- By William Jackson
- Apr 06, 1998
The public switched telephone network has had a good 100-year run, but circuit
switching "is obsolete. Its time is passed," said Tom Evslin, chairman of ITXC
Evslin, who heads the Internet telephony company in North Brunswick, N.J., spoke at the
recent Computer Telephony Expo in Los Angeles.
But agencies aren't ordering flowers for the funeral yet. NASA's Lewis Research Center
in Cleveland, for example, looks to the public switched network for dataconferencing
instead of investing in costlier videoconferencing.
"We came to the conclusion there was a lot of value in doing dataconferencing over
the Internet and audioconferencing over the telephone," said Steve Prahst, a computer
engineer at Lewis.
The center uses the MeetingPlace conference server from Latitude Communications Inc. of
Santa Clara, Calif., for audioconferences. It will beta-test a software option that
integrates the MeetingPlace server with T.120-compliant dataconferencing systems such as
NetMeeting from Microsoft Corp.
"Our mantra is, run voice over the voice network and data over a data
network," Latitude marketing director Steve Pao said. "The voice network is
going to hang around."
NASA, which has centers from coast to coast, typifies what is happening in workgroup
"There is a trend at NASA to have more distributed teams," Prahst said.
"The centers used to be islands. We're not all at the same spot, so we typically have
our meetings via teleconference."
MeetingPlace users conference from their networked desktop PCs. They can schedule
conferences through a Web browser interface and call in to a central number on the
telephone system, clicking on an entry in a personal conference directory in their
Meetings take place without the involvement of an outside service provider, which means
they can occur behind firewalls on an intranet.
MeetingPlace also can connect to fax and e-mail servers to distribute meeting documents
MeetingPlace does not allow live collaboration on documents. Videoconferencing offers
this to a degree through document cameras and white boards, but it is expensive for
multiple desktop PCs.
"We felt the best value was dataconferencing over the Internet," Prahst said.
NetMeeting, which lets conference participants share any Windows application, has not
been widely used because of the need for audio. Voice-over-IP audio tends to swamp
networks if widely deployed.
"There is no such thing as a data-only conference," Pao said. "You need

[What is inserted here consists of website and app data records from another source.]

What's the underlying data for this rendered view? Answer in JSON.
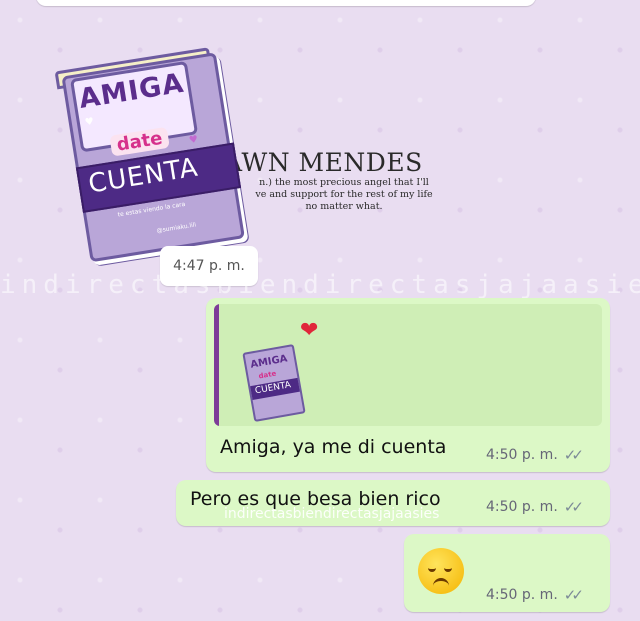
{
  "sticker": {
    "book_title_top": "AMIGA",
    "book_title_mid": "date",
    "book_title_bottom": "CUENTA",
    "book_small_text": "te estas viendo la cara",
    "book_credit": "@sumiaku.lili",
    "background_title": "AWN MENDES",
    "background_line1": "n.) the most precious angel that I'll",
    "background_line2": "ve and support for the rest of my life",
    "background_line3": "no matter what."
  },
  "sticker_time": "4:47 p. m.",
  "watermark_text": "indirectasbiendirectasjajaasies",
  "messages": [
    {
      "quoted_heart_icon": "red-heart-icon",
      "quoted_sticker": {
        "top": "AMIGA",
        "mid": "date",
        "bottom": "CUENTA"
      },
      "text": "Amiga, ya me di cuenta",
      "time": "4:50 p. m.",
      "status_icon": "double-check-icon"
    },
    {
      "text": "Pero es que besa bien rico",
      "watermark": "indirectasbiendirectasjajaasies",
      "time": "4:50 p. m.",
      "status_icon": "double-check-icon"
    },
    {
      "emoji": "disappointed-face-icon",
      "time": "4:50 p. m.",
      "status_icon": "double-check-icon"
    }
  ],
  "colors": {
    "outgoing_bubble": "#dcf8c6",
    "incoming_bubble": "#ffffff",
    "chat_background": "#e9ddf1",
    "quote_bar": "#7d3c98"
  }
}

to have voice."
Prahst said, "Things are improving rapidly in voice over IP, and I expect it's
going to get there. But from what we've seen, it's not there yet. We had already come to
the conclusion that audio was best over the telephone," before Latitude added the
T.120-based dataconferencing option to MeetingPlace.
The option incorporates the neT.120 Conference Server from DataBeam Corp. of Lexington,
Ky. Audio and data portions of a conference can be scheduled and joined simultaneously
from the same Web interface, even though they are on separate networks.
Prahst said the Lewis Center is not committed to the new product, but he regards
integrated voice and data conferencing as more practical than videoconferencing.
At the high end, videoconferencing "is rather expensive," he said.
"Everybody has a telephone on the desk, and almost everybody has a PC."
The MeetingPlace server, which accommodates up to 120 callers, starts at $39,995 for an
eight-port, entry-level system. The dataconferencing software costs $275 per port and
requires the MeetingPlace Web Publisher interface, which costs an extra $4,995.
William Jackson is a Maryland-based freelance writer.